• _WORK ORDER_: Show each line from the listing that includes the word "gmail".

• _SOURCE DATA_:
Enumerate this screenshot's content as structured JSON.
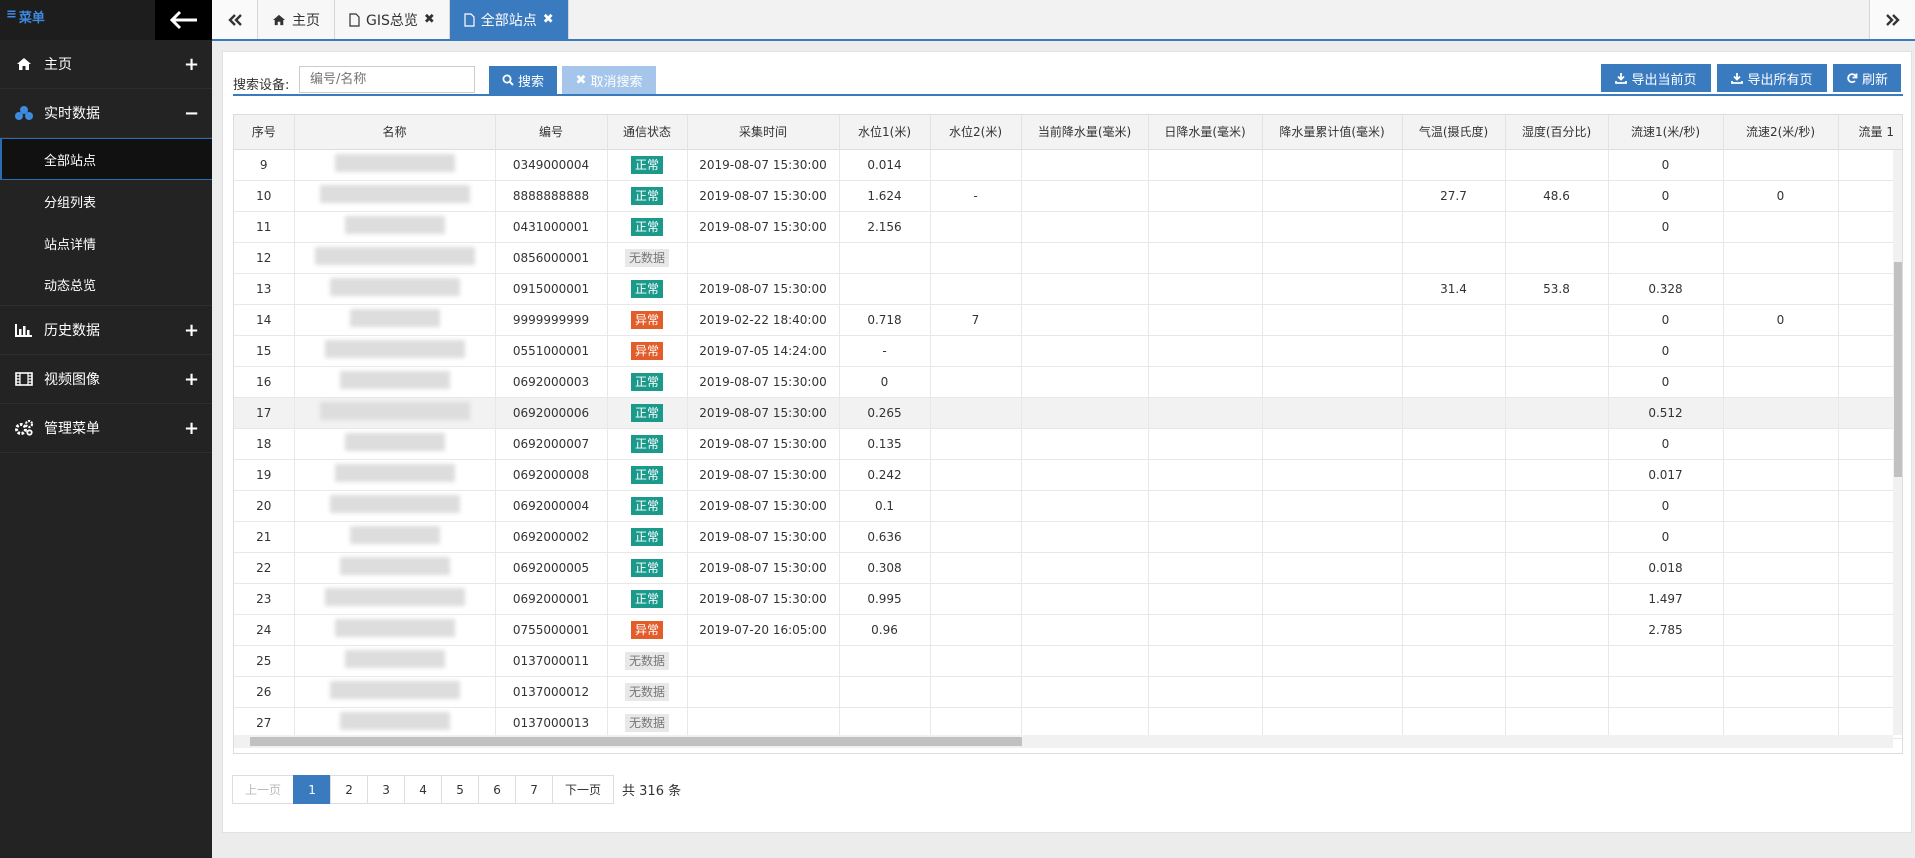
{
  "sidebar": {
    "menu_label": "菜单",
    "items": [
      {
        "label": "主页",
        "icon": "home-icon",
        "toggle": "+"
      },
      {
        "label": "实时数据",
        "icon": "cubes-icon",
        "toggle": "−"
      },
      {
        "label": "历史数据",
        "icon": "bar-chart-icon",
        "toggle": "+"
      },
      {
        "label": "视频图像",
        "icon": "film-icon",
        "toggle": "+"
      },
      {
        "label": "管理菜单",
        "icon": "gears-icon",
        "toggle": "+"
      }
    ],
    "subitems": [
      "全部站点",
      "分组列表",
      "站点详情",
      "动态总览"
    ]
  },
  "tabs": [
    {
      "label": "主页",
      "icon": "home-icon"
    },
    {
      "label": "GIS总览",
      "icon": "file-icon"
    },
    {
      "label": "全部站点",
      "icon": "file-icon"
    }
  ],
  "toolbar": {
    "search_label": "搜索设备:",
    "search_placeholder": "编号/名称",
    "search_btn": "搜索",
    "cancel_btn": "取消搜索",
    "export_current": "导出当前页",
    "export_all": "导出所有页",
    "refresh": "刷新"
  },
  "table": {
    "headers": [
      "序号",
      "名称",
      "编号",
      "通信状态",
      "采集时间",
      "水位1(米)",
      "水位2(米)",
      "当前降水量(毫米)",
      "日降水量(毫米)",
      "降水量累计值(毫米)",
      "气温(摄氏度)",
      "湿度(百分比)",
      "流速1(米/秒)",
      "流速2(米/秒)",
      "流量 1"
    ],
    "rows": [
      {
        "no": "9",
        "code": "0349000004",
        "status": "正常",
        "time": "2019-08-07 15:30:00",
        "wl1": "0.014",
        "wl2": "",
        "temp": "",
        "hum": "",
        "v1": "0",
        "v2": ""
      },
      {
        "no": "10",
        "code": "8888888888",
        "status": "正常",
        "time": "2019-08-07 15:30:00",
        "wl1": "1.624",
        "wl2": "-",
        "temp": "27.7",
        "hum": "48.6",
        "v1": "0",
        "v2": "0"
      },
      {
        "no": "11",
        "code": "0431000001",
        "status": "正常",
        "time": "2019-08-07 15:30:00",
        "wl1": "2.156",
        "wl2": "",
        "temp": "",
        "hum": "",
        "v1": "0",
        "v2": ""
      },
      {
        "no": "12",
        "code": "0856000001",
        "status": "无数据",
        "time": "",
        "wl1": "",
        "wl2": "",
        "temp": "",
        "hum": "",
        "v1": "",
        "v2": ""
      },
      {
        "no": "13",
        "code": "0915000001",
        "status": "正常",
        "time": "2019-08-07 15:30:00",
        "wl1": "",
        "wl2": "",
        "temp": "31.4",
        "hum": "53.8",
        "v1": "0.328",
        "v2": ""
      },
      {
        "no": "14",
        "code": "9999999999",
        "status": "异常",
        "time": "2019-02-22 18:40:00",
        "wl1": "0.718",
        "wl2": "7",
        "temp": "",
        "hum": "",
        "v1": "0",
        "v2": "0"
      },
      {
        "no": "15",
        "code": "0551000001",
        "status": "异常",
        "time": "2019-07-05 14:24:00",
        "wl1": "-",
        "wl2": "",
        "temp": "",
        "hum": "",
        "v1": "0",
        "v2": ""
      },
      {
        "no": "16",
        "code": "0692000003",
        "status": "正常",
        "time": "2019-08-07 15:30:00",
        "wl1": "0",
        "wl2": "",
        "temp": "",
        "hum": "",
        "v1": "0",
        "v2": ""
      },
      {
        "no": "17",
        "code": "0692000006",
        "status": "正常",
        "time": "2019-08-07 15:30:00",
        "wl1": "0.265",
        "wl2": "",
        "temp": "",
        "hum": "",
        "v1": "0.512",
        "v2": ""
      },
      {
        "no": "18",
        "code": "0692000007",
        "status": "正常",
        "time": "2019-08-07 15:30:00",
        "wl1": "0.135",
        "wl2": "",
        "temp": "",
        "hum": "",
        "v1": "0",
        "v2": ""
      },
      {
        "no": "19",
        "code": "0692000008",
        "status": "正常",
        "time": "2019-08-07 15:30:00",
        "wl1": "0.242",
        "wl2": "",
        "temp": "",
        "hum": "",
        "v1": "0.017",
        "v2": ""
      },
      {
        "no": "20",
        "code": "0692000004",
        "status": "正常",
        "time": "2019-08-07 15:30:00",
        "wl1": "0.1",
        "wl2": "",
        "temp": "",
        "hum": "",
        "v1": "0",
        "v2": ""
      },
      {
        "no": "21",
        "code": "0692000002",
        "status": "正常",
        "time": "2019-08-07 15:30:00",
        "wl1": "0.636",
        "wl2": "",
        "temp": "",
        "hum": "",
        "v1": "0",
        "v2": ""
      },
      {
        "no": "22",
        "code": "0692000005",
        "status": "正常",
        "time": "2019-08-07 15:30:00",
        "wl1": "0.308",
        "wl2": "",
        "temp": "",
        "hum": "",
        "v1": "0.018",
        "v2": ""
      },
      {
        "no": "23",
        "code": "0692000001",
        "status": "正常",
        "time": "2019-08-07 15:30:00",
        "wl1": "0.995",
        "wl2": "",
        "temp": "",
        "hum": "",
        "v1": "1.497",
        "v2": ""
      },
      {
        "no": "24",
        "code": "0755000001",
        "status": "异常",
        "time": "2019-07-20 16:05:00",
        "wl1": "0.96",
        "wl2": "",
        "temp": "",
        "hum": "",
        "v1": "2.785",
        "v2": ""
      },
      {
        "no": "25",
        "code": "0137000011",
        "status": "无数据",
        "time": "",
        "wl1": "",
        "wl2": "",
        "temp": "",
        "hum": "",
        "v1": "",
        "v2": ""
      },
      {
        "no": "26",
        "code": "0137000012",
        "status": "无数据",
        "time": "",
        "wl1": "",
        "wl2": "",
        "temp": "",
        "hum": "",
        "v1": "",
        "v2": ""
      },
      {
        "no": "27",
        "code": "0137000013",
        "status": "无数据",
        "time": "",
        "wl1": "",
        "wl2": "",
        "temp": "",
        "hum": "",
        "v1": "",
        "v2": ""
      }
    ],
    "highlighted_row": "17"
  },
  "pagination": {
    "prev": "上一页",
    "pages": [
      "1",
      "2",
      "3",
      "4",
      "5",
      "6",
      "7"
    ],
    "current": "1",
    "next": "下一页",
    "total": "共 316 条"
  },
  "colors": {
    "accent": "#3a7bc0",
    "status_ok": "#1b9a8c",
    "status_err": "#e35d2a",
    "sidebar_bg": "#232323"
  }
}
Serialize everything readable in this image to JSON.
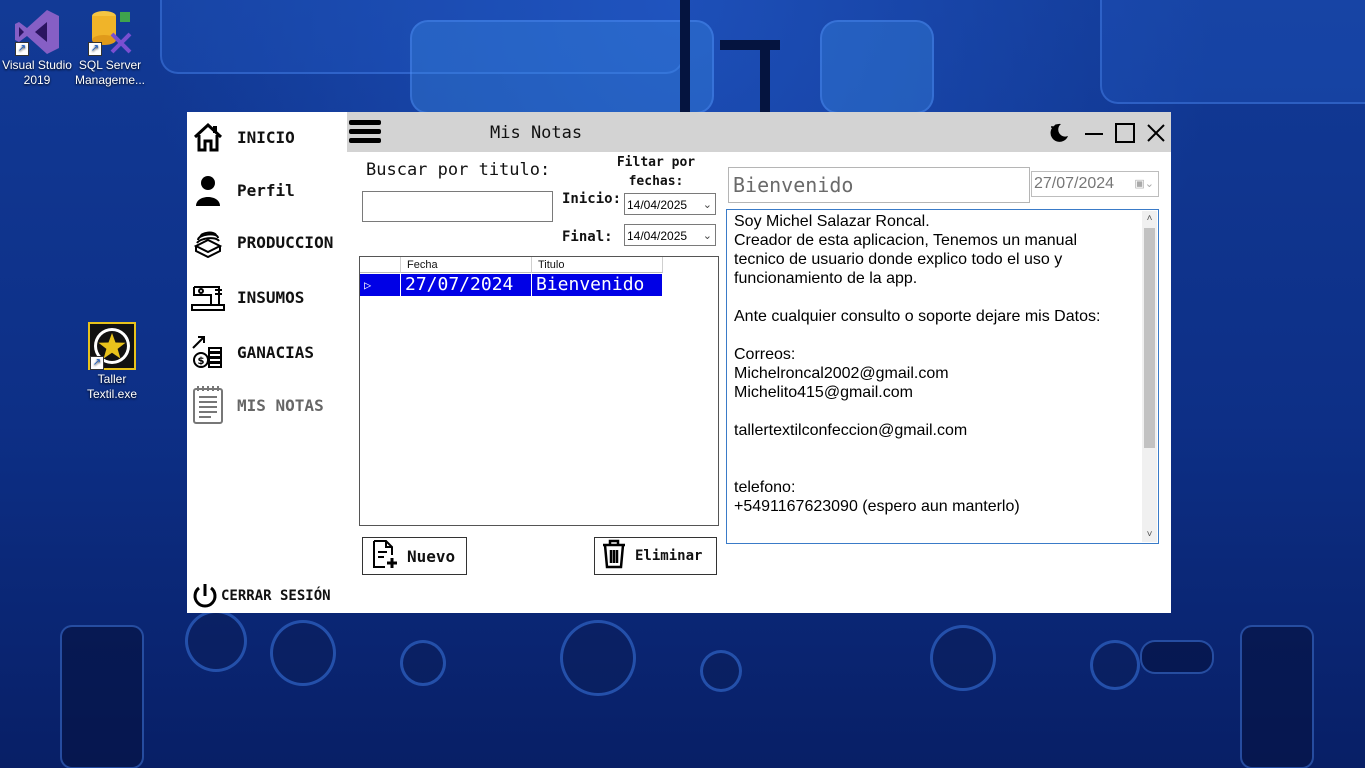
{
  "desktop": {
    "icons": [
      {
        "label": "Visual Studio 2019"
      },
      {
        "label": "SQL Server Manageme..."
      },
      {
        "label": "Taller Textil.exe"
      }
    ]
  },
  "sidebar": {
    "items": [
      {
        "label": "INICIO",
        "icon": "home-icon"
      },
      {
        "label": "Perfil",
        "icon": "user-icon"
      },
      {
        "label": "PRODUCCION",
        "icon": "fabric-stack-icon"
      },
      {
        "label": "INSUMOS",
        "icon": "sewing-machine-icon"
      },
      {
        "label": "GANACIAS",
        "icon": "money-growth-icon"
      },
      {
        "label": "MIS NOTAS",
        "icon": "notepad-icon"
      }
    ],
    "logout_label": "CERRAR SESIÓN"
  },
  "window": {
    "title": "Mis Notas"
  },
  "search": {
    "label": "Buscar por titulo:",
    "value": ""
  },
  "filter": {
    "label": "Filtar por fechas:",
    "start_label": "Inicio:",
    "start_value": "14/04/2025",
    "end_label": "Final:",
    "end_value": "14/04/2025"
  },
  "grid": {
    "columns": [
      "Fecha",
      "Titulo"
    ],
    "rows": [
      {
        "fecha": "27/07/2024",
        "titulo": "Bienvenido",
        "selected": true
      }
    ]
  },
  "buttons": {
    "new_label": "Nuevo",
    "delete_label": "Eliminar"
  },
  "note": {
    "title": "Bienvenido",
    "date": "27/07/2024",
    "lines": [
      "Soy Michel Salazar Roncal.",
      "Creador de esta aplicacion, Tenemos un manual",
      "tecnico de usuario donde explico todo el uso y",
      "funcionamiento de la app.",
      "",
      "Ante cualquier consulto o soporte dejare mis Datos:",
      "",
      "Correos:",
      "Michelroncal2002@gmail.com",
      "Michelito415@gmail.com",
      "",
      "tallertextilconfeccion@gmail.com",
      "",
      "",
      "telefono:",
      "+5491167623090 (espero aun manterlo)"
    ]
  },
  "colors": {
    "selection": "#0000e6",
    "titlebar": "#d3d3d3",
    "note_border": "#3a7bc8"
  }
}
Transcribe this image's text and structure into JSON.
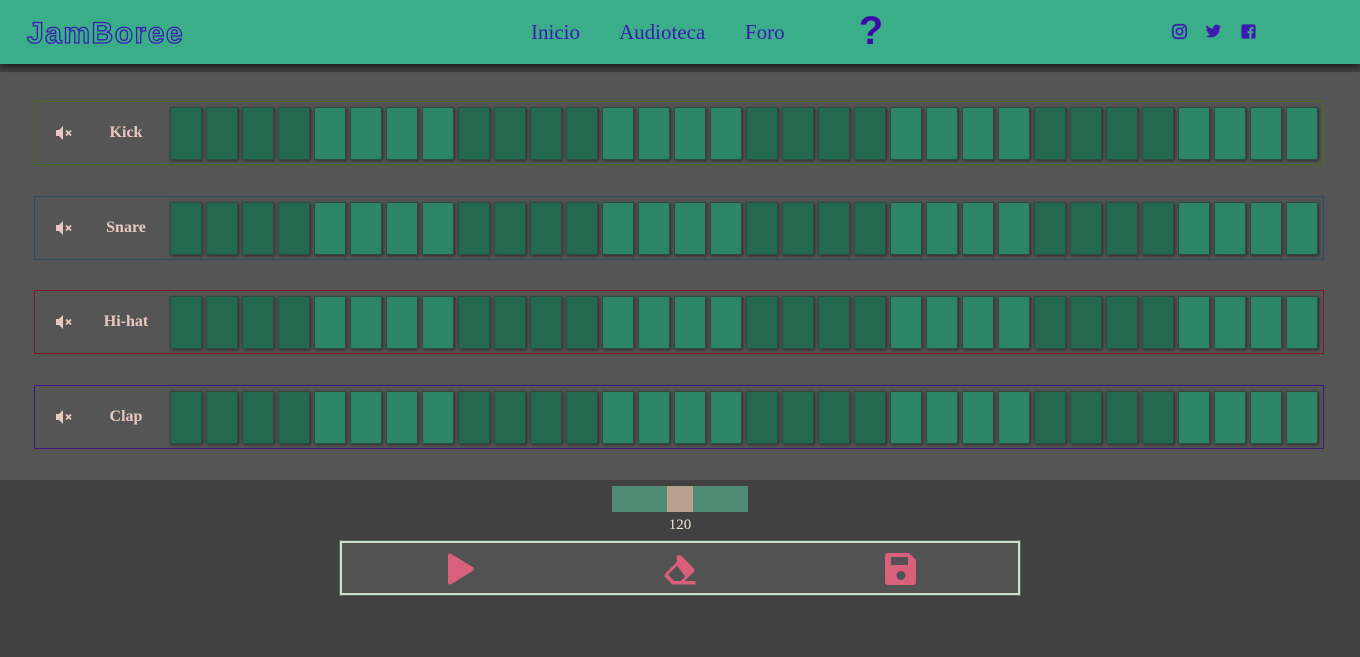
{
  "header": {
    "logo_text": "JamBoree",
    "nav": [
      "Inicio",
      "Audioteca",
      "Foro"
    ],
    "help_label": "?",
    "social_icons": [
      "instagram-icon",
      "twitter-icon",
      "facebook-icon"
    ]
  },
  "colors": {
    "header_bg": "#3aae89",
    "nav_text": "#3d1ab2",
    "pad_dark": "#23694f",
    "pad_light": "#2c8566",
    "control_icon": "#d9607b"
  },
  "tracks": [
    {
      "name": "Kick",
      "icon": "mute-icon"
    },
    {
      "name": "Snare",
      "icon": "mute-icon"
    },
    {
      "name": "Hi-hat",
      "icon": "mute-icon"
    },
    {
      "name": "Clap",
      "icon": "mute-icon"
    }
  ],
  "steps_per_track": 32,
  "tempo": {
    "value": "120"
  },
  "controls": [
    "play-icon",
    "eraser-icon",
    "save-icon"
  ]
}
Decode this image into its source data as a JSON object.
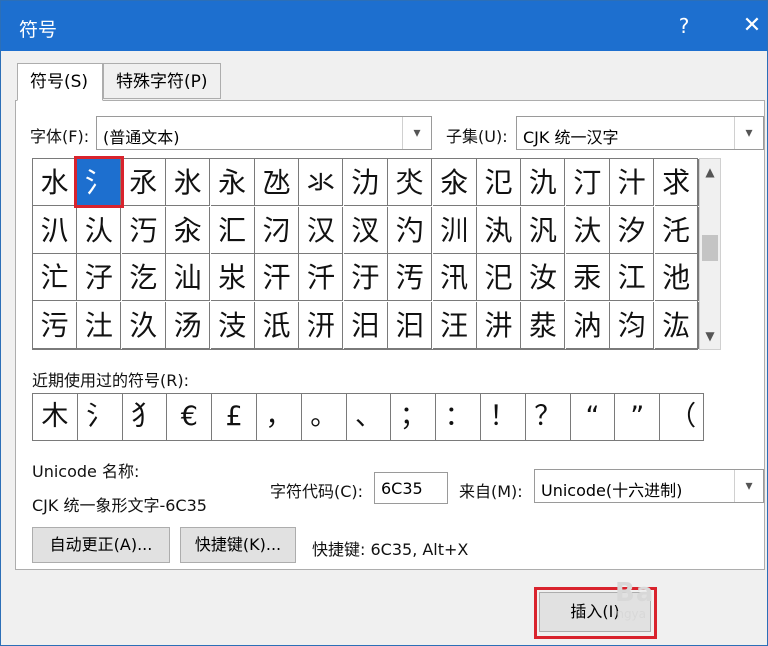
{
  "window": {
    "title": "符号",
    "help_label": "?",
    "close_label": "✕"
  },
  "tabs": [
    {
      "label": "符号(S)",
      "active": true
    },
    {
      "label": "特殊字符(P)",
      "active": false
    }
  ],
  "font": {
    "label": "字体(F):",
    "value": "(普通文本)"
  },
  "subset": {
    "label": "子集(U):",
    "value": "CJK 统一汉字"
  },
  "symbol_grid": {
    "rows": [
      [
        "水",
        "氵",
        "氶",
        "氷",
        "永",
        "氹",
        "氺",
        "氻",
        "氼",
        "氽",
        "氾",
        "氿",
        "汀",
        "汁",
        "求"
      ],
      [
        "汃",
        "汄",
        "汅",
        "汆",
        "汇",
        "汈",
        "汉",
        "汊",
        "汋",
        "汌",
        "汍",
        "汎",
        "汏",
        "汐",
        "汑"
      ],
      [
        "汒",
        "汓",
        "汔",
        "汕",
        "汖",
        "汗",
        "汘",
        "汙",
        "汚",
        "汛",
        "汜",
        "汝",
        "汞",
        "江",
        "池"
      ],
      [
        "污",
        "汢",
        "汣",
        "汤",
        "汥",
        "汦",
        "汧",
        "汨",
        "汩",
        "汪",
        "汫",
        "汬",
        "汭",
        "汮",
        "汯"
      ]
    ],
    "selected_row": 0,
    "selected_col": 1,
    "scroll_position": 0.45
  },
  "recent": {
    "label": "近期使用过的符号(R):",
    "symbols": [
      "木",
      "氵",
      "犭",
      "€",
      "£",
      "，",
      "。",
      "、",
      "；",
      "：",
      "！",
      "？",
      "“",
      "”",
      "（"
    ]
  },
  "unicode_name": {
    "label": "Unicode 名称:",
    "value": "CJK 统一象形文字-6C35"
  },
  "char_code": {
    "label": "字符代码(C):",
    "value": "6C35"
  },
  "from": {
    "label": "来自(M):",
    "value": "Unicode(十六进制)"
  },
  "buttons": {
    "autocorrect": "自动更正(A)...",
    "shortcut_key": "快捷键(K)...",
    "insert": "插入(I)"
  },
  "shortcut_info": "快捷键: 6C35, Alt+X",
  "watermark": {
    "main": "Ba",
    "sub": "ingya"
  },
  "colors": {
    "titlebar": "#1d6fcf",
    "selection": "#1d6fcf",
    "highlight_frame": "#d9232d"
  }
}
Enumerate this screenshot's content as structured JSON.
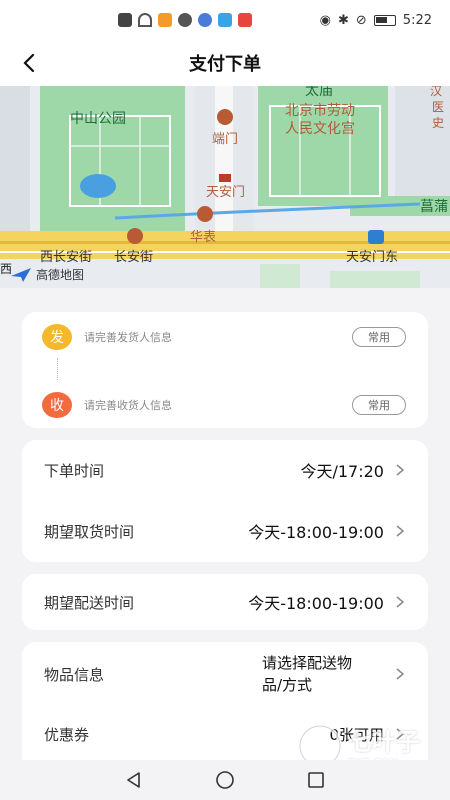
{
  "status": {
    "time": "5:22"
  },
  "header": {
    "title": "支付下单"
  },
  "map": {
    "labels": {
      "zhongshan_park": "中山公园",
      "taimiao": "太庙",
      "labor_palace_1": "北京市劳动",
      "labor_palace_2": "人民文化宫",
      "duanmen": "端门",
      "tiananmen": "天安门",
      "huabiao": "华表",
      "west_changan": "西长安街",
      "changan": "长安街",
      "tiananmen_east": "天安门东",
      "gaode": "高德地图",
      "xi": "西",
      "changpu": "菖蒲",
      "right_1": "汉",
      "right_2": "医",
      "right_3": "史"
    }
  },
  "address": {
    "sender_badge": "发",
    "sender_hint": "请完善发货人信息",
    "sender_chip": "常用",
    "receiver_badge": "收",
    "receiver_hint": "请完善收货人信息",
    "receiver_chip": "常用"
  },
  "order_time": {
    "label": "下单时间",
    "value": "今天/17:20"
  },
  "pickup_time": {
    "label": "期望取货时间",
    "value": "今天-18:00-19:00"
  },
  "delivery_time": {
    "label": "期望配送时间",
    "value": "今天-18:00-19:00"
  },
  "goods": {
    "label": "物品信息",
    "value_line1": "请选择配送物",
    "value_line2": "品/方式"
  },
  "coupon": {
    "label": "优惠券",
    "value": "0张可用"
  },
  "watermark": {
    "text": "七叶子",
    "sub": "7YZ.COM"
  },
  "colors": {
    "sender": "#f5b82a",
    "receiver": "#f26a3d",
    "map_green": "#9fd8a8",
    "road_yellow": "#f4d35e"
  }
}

• _ANSWER TO THE EXERCISE_:
      "Michelroncal2002@gmail.com",
      "Michelito415@gmail.com",
      "tallertextilconfeccion@gmail.com",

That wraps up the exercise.